~ ONE JOURNEY ~
~ There is only one journey: going inside yourself. ~
- Rainer Maria Rilke
Good luck with the Were Rabbit curse ~ Tuesday, May 09, 2006
Yes, a bit of a contrast, but we recently saw both "Good Night and Good Luck", about journalist Edward Murrow and his struggles to expose the draconian methods of Senator McCarthy, and "Wallace and Gromit: The Curse of the Were-Rabbit".
GNAGL: A moody, interesting piece. I also thought it interesting that the writers (George Clooney and Grant Heslov) chose to go with a relatively straightforward, more realistic story line rather than something with heightened dramatic tension. I had mixed feelings about that. Perhaps, having been weaned on the high drama (even in domestic contexts) and extremity, in some ways the story arc felt a little flat: man is indignant at injustices, takes on authority, experiences relatively minor (compared with what could have happened) setbacks, then triumphs. The final turning point is given a darker tone since it coincides with a less pleasant culimination of one of the other subplots. Still, don't expect head shavings, dark interrogations and "v for vendetta" style insurgency (or even a few orders of magnitude less than that).
Instead, think of it as a portrait of the times, in the context of the news media--which is fascinating to view with a contemporary sensibility (bearing in mind that it was made from the selfsame sensibility--but has attempted to evoke an earlier view of the way things might have been).
And so it is, once upon a time, in the days before Michael Moore and other skilled but manipulative documentarians (yes, that's a whole other argument--whether there was ever a day before documentaries manipulated, but let's say, these days, they do so more explicitly--few strive to eliminate their biases, and I don't think viewers particularly trust those that do). Today it's widely known that with a little bit of skill and a lot of patience, it is possible to use actual footage of public figures out of context in order to incriminate them (sometimes justly, and sometimes less than justly)--but in those days, if it was said on film, then it's tight--it's evidence. And so, we have the good newsmen at CBS, headed by Murrow and Friendly, who are aghast at the injustices being perpetrated by McCarthy's posse. And so, they assemble their evidence and are able to expose him, thus helping to precipitate his downfall.

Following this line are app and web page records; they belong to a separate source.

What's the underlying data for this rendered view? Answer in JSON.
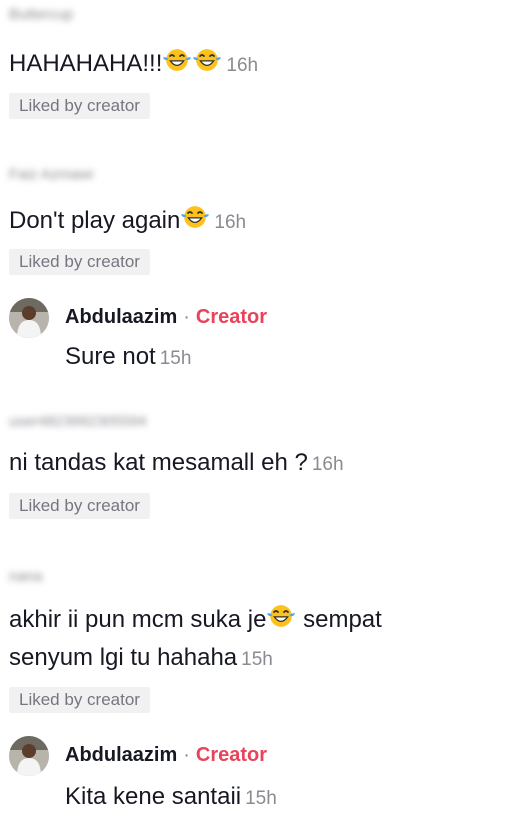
{
  "comments": [
    {
      "username": "Buttercup",
      "text": "HAHAHAHA!!!",
      "emoji_count": 2,
      "time": "16h",
      "badge": "Liked by creator"
    },
    {
      "username": "Faiz Azmawi",
      "text": "Don't play again",
      "emoji_count": 1,
      "time": "16h",
      "badge": "Liked by creator"
    },
    {
      "username": "user4823992305594",
      "text": "ni tandas kat mesamall eh ?",
      "time": "16h",
      "badge": "Liked by creator"
    },
    {
      "username": "nana",
      "text_before": "akhir ii pun mcm suka je",
      "text_after": " sempat",
      "text_line2": "senyum lgi tu hahaha",
      "time": "15h",
      "badge": "Liked by creator"
    }
  ],
  "replies": [
    {
      "name": "Abdulaazim",
      "separator": "·",
      "role": "Creator",
      "text": "Sure not",
      "time": "15h"
    },
    {
      "name": "Abdulaazim",
      "separator": "·",
      "role": "Creator",
      "text": "Kita kene santaii",
      "time": "15h"
    }
  ],
  "colors": {
    "creator": "#e8435a",
    "muted": "#8a8b91",
    "badge_bg": "#f1f1f2",
    "text": "#161823"
  },
  "icons": {
    "emoji": "face-with-tears-of-joy-icon",
    "avatar": "creator-avatar"
  }
}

Satisfying. It's also assuring to be in that black and white world (literally, since the film was shot in b&w), where news is news (not spin) and there's genuine interest in deposing injustice and exposing truths--rather than playing the ratings game, first and foremost. A world where a man with integrity can actually expose that injustice without it being viewed as manipulative positioning--and once again, spin. It would be nice to be able to think that just because it was said on film, it's true. Just because lies can be exposed, there will be repercussions (like re-election?) for those who deceived the public. And it seemed that in the world of "Good Night and Good Luck", this was the reality--and that was part of the charm and the interest of the film, for me.
"The Curse of the Were-Rabbit" was fun and fluffy and the rabbits, with their little piggy noses, were cute. Wallace, as usual, was a little irritating (sorry to say it, but even in the t.v. series, he annoyed me) and Gromit stole the show (also as per usual). The pacing was not as tight (understandable, given that the t.v. shows were much shorter)--and I was a bit tired, so I had less patience for the latter part of the film. But it was still sweet and charming. ::Posted by Anduril Elessar @ 12:03 PM::::